Other hon. Members used that phrase, as well as the words “giant” and “enormous”, today when they spoke about planned or active incinerators in their areas. As Wera Hobhouse said, we need to understand why, in an era of zero-carbon ambitions for our economy, the idea of granting permission for such enormous plants to deal with our waste is still being contemplated.

In general policy, we must recognise that the age of incinerators is over. A decade or two ago, perhaps we could have said that incineration was an improvement on the previous practice of landfill. Indeed, in this country incineration has increased in inverse proportion to the reduction in landfill over the last few years. However, as we move towards net zero, we are in danger of freezing in time our waste strategies by granting permission for large incinerators that capture waste streams over time. That will prevent us from moving up the waste hierarchy in dealing with our waste generally, and in looking at it as a resource to be recycled, reused and put back into the circular economy—rather than put in landfill or burned, usually for minimal energy recovery.

It is significant that only 16 of the country’s 44 incinerators are enabled for anything more than minimal energy recovery. They are enabled for combined heat and power, to capture the heat as well as the electricity that comes out of the process, but only half of them actually produce any heat and power. The vast majority of large incinerators do not produce much energy, and they certainly do not capture the heat that comes out of the plants.

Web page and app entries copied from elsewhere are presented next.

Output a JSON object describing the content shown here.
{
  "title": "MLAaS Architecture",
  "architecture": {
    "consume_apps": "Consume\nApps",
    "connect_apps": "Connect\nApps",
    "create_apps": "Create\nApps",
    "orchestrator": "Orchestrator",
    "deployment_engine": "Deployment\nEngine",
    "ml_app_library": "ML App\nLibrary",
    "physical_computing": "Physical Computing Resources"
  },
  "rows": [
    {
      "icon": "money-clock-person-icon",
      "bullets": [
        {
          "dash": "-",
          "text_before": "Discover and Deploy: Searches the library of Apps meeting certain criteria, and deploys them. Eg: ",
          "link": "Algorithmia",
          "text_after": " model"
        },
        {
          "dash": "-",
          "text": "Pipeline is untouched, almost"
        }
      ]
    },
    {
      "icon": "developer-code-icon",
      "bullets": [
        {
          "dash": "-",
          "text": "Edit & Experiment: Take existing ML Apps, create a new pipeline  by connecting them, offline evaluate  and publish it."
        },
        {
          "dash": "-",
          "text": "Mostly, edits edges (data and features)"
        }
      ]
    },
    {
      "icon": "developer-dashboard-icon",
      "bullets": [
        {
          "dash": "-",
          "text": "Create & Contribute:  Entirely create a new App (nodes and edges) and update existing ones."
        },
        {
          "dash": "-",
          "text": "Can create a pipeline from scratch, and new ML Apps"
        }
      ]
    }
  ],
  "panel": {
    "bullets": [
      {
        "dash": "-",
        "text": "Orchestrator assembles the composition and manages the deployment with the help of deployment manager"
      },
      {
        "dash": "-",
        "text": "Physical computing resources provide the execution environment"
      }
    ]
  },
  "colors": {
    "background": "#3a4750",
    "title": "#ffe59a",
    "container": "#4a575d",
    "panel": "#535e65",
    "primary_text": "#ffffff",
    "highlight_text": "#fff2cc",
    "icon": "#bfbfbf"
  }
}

On the other hand, they capture the waste stream over long periods of time. My hon. Friend Darren Jones described that process in his area, with waste arriving from all over the country to feed the furnaces of the incinerators. From the description of the plans for the new north London waste incinerator given by my hon. Friend Kate Osamor, I suspect that is also the case in her area. We are in danger of ossifying the process of waste disposal. Now is not the time to go down that route; it is the time to move rapidly up the waste hierarchy and think about different ways of disposing of waste.